▸ How to complete this task
In the entries below, how many lines hold the word "Merih"? Answer with the number only.

[Collected data entries]
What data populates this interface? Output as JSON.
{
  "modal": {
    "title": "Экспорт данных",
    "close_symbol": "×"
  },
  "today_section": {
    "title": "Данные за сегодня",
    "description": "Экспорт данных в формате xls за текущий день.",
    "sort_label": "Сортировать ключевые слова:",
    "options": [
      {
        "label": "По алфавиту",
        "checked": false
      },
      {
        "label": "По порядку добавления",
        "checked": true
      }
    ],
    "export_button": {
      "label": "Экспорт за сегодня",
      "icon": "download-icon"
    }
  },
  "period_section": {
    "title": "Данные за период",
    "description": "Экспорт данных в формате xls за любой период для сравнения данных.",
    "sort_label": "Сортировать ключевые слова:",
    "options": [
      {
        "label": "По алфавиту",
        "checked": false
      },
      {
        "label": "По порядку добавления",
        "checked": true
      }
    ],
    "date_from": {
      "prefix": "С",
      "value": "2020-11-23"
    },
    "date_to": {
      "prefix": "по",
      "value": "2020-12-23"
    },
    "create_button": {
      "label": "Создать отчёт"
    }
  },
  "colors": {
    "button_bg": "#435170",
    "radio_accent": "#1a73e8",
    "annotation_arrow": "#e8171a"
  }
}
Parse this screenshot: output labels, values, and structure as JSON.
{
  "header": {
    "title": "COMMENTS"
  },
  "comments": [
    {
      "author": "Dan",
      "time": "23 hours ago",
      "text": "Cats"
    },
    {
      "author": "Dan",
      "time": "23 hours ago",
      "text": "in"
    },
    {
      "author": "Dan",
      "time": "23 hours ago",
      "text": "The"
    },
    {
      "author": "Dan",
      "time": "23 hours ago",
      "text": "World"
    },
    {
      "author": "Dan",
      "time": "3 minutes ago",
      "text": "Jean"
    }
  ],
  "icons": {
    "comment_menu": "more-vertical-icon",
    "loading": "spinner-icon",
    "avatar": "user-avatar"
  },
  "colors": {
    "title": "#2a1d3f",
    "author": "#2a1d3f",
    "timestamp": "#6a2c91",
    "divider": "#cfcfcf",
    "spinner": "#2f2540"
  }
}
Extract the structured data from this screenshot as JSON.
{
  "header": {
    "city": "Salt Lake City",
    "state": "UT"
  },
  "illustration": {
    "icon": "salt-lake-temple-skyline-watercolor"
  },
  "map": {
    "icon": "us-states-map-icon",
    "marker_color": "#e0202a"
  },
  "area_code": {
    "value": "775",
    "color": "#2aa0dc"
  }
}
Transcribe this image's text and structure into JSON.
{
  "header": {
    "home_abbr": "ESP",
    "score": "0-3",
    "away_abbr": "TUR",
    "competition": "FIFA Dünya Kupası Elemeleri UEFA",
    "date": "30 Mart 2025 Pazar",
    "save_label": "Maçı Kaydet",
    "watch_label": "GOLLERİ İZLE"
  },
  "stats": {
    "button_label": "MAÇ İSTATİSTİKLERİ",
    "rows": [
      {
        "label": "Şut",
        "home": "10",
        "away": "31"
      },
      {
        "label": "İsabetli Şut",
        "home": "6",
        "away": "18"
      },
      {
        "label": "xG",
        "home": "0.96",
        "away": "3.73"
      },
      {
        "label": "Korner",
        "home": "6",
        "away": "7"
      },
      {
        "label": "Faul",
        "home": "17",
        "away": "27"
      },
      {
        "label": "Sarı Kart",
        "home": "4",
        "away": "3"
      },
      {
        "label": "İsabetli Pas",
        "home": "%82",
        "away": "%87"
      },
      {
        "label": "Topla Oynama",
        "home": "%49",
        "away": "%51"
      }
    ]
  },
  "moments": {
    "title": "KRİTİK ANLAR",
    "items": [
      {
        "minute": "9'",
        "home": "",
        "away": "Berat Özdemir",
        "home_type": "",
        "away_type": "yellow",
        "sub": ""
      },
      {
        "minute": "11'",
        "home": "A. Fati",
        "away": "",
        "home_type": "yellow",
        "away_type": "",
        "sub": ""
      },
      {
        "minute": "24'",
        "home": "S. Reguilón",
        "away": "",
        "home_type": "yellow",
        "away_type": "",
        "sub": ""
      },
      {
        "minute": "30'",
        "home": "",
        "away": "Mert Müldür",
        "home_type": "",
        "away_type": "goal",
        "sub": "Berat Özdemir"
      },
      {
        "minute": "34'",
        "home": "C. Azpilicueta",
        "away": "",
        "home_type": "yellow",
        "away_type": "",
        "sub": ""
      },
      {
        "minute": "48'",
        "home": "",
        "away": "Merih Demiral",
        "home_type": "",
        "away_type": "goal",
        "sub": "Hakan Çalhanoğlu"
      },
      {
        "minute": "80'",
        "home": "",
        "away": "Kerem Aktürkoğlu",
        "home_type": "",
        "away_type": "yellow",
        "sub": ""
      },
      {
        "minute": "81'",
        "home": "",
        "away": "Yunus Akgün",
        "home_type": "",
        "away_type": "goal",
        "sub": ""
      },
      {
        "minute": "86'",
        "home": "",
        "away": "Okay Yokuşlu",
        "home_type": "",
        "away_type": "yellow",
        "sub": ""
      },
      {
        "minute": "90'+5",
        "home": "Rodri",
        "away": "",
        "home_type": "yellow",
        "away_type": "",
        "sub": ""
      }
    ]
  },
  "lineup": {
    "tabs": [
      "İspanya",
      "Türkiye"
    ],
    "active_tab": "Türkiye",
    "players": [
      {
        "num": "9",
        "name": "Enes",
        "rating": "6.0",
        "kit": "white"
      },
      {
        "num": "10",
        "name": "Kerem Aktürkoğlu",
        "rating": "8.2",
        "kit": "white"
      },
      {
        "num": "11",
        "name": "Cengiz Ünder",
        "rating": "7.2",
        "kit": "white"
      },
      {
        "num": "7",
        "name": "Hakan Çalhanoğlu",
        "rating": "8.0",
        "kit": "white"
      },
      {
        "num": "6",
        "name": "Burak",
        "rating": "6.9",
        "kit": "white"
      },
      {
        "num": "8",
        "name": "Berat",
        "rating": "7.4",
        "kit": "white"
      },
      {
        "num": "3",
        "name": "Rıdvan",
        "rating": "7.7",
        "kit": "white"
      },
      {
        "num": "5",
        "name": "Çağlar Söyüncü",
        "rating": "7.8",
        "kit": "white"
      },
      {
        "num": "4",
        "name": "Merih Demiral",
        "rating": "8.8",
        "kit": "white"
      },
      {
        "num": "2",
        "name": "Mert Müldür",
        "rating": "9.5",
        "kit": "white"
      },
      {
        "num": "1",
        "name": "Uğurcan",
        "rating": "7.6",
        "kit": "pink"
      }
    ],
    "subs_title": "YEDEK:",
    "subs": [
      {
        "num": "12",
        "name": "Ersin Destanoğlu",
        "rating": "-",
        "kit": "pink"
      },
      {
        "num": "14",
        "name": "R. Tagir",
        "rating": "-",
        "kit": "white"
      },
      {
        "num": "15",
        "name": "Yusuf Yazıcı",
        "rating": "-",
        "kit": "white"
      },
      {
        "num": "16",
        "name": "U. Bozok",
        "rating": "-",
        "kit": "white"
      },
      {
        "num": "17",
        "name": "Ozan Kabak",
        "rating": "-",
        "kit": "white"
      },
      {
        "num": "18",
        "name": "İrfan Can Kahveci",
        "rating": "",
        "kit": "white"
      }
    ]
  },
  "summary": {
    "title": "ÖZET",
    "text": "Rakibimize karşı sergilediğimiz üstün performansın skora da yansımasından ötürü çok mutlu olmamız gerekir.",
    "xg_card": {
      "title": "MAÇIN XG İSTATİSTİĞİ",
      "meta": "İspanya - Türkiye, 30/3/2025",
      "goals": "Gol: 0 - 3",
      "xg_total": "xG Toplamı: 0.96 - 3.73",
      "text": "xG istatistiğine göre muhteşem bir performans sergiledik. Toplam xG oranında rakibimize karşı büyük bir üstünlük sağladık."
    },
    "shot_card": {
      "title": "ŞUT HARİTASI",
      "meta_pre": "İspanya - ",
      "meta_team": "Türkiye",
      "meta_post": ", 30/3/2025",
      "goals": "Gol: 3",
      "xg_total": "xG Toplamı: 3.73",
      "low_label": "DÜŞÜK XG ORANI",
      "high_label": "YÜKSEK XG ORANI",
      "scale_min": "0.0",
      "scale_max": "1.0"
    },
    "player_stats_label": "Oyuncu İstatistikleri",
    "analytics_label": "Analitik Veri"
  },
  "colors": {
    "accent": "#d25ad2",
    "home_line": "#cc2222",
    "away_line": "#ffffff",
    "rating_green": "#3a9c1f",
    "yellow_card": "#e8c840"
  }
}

▸ Result for this task
2